<<<<

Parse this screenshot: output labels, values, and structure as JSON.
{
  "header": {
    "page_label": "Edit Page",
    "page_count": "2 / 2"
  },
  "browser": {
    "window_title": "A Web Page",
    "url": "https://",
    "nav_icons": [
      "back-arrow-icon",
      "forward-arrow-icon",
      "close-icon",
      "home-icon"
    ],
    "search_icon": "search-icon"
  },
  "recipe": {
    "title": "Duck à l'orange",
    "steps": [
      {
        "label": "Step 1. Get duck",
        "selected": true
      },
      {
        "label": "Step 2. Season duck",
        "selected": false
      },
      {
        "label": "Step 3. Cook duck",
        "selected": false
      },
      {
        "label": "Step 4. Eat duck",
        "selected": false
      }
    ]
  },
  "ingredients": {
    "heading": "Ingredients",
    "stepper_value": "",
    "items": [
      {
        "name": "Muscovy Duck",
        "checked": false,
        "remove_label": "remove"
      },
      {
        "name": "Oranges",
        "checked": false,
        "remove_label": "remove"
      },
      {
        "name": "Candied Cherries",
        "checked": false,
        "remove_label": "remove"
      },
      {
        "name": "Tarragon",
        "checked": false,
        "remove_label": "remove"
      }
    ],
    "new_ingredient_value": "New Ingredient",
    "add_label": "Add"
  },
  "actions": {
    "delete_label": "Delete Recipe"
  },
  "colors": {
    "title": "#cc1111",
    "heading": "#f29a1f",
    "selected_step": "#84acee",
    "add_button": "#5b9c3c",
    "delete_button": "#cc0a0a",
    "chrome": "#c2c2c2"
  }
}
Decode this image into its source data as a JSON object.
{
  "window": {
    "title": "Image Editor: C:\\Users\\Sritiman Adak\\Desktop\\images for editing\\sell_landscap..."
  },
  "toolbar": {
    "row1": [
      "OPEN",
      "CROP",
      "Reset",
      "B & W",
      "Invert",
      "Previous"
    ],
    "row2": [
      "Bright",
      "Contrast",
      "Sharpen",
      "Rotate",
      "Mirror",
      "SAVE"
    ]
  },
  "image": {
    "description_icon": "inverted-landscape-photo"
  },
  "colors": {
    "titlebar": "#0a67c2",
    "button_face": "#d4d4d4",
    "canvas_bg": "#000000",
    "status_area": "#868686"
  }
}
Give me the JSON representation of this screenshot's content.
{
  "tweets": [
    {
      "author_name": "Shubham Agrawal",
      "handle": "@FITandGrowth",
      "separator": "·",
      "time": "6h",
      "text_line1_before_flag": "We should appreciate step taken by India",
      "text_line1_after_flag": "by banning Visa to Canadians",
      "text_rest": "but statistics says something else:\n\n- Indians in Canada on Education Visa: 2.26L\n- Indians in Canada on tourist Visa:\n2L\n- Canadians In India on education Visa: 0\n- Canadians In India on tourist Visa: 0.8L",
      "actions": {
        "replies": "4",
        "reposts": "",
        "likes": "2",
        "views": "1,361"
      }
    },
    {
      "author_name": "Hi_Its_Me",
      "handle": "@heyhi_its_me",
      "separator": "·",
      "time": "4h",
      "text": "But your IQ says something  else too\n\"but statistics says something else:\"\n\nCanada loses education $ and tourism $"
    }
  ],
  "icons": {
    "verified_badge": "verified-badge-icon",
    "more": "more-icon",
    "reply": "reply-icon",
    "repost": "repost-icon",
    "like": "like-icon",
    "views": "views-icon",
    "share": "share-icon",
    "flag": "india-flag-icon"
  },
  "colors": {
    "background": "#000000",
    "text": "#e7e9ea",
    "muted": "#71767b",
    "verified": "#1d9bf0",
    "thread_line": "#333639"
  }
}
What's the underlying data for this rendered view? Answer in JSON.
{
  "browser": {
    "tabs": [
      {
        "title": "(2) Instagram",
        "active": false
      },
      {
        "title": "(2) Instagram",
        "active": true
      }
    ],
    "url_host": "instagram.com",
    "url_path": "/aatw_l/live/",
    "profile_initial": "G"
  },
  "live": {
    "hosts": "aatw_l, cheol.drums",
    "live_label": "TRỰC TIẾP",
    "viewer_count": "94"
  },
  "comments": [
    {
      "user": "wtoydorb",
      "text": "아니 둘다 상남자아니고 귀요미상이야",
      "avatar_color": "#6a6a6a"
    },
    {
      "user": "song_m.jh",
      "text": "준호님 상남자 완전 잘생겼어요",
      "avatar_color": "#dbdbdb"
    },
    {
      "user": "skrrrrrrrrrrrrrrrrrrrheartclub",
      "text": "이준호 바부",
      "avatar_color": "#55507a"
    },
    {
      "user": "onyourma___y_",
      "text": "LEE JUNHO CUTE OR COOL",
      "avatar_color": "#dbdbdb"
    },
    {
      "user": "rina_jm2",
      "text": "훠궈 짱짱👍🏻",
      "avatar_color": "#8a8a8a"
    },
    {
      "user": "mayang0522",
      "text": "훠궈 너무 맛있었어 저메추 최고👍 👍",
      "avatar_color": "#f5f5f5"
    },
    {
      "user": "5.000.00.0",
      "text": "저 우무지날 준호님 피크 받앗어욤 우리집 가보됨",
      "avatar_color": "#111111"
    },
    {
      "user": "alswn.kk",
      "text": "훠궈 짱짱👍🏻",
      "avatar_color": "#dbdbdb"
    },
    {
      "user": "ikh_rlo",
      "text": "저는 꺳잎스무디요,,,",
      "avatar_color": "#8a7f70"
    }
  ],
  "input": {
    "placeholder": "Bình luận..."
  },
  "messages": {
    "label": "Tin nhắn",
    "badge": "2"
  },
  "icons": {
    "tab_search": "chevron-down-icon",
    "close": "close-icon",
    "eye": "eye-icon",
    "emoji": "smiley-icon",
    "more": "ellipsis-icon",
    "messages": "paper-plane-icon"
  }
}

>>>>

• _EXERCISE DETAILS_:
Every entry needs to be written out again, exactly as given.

• _PROBLEM SOLUTION_:
Parse this screenshot: output labels, values, and structure as JSON.
{
  "header": {
    "page_label": "Edit Page",
    "page_count": "2 / 2"
  },
  "browser": {
    "window_title": "A Web Page",
    "url": "https://",
    "nav_icons": [
      "back-arrow-icon",
      "forward-arrow-icon",
      "close-icon",
      "home-icon"
    ],
    "search_icon": "search-icon"
  },
  "recipe": {
    "title": "Duck à l'orange",
    "steps": [
      {
        "label": "Step 1. Get duck",
        "selected": true
      },
      {
        "label": "Step 2. Season duck",
        "selected": false
      },
      {
        "label": "Step 3. Cook duck",
        "selected": false
      },
      {
        "label": "Step 4. Eat duck",
        "selected": false
      }
    ]
  },
  "ingredients": {
    "heading": "Ingredients",
    "stepper_value": "",
    "items": [
      {
        "name": "Muscovy Duck",
        "checked": false,
        "remove_label": "remove"
      },
      {
        "name": "Oranges",
        "checked": false,
        "remove_label": "remove"
      },
      {
        "name": "Candied Cherries",
        "checked": false,
        "remove_label": "remove"
      },
      {
        "name": "Tarragon",
        "checked": false,
        "remove_label": "remove"
      }
    ],
    "new_ingredient_value": "New Ingredient",
    "add_label": "Add"
  },
  "actions": {
    "delete_label": "Delete Recipe"
  },
  "colors": {
    "title": "#cc1111",
    "heading": "#f29a1f",
    "selected_step": "#84acee",
    "add_button": "#5b9c3c",
    "delete_button": "#cc0a0a",
    "chrome": "#c2c2c2"
  }
}
Decode this image into its source data as a JSON object.
{
  "window": {
    "title": "Image Editor: C:\\Users\\Sritiman Adak\\Desktop\\images for editing\\sell_landscap..."
  },
  "toolbar": {
    "row1": [
      "OPEN",
      "CROP",
      "Reset",
      "B & W",
      "Invert",
      "Previous"
    ],
    "row2": [
      "Bright",
      "Contrast",
      "Sharpen",
      "Rotate",
      "Mirror",
      "SAVE"
    ]
  },
  "image": {
    "description_icon": "inverted-landscape-photo"
  },
  "colors": {
    "titlebar": "#0a67c2",
    "button_face": "#d4d4d4",
    "canvas_bg": "#000000",
    "status_area": "#868686"
  }
}
Give me the JSON representation of this screenshot's content.
{
  "tweets": [
    {
      "author_name": "Shubham Agrawal",
      "handle": "@FITandGrowth",
      "separator": "·",
      "time": "6h",
      "text_line1_before_flag": "We should appreciate step taken by India",
      "text_line1_after_flag": "by banning Visa to Canadians",
      "text_rest": "but statistics says something else:\n\n- Indians in Canada on Education Visa: 2.26L\n- Indians in Canada on tourist Visa:\n2L\n- Canadians In India on education Visa: 0\n- Canadians In India on tourist Visa: 0.8L",
      "actions": {
        "replies": "4",
        "reposts": "",
        "likes": "2",
        "views": "1,361"
      }
    },
    {
      "author_name": "Hi_Its_Me",
      "handle": "@heyhi_its_me",
      "separator": "·",
      "time": "4h",
      "text": "But your IQ says something  else too\n\"but statistics says something else:\"\n\nCanada loses education $ and tourism $"
    }
  ],
  "icons": {
    "verified_badge": "verified-badge-icon",
    "more": "more-icon",
    "reply": "reply-icon",
    "repost": "repost-icon",
    "like": "like-icon",
    "views": "views-icon",
    "share": "share-icon",
    "flag": "india-flag-icon"
  },
  "colors": {
    "background": "#000000",
    "text": "#e7e9ea",
    "muted": "#71767b",
    "verified": "#1d9bf0",
    "thread_line": "#333639"
  }
}
What's the underlying data for this rendered view? Answer in JSON.
{
  "browser": {
    "tabs": [
      {
        "title": "(2) Instagram",
        "active": false
      },
      {
        "title": "(2) Instagram",
        "active": true
      }
    ],
    "url_host": "instagram.com",
    "url_path": "/aatw_l/live/",
    "profile_initial": "G"
  },
  "live": {
    "hosts": "aatw_l, cheol.drums",
    "live_label": "TRỰC TIẾP",
    "viewer_count": "94"
  },
  "comments": [
    {
      "user": "wtoydorb",
      "text": "아니 둘다 상남자아니고 귀요미상이야",
      "avatar_color": "#6a6a6a"
    },
    {
      "user": "song_m.jh",
      "text": "준호님 상남자 완전 잘생겼어요",
      "avatar_color": "#dbdbdb"
    },
    {
      "user": "skrrrrrrrrrrrrrrrrrrrheartclub",
      "text": "이준호 바부",
      "avatar_color": "#55507a"
    },
    {
      "user": "onyourma___y_",
      "text": "LEE JUNHO CUTE OR COOL",
      "avatar_color": "#dbdbdb"
    },
    {
      "user": "rina_jm2",
      "text": "훠궈 짱짱👍🏻",
      "avatar_color": "#8a8a8a"
    },
    {
      "user": "mayang0522",
      "text": "훠궈 너무 맛있었어 저메추 최고👍 👍",
      "avatar_color": "#f5f5f5"
    },
    {
      "user": "5.000.00.0",
      "text": "저 우무지날 준호님 피크 받앗어욤 우리집 가보됨",
      "avatar_color": "#111111"
    },
    {
      "user": "alswn.kk",
      "text": "훠궈 짱짱👍🏻",
      "avatar_color": "#dbdbdb"
    },
    {
      "user": "ikh_rlo",
      "text": "저는 꺳잎스무디요,,,",
      "avatar_color": "#8a7f70"
    }
  ],
  "input": {
    "placeholder": "Bình luận..."
  },
  "messages": {
    "label": "Tin nhắn",
    "badge": "2"
  },
  "icons": {
    "tab_search": "chevron-down-icon",
    "close": "close-icon",
    "eye": "eye-icon",
    "emoji": "smiley-icon",
    "more": "ellipsis-icon",
    "messages": "paper-plane-icon"
  }
}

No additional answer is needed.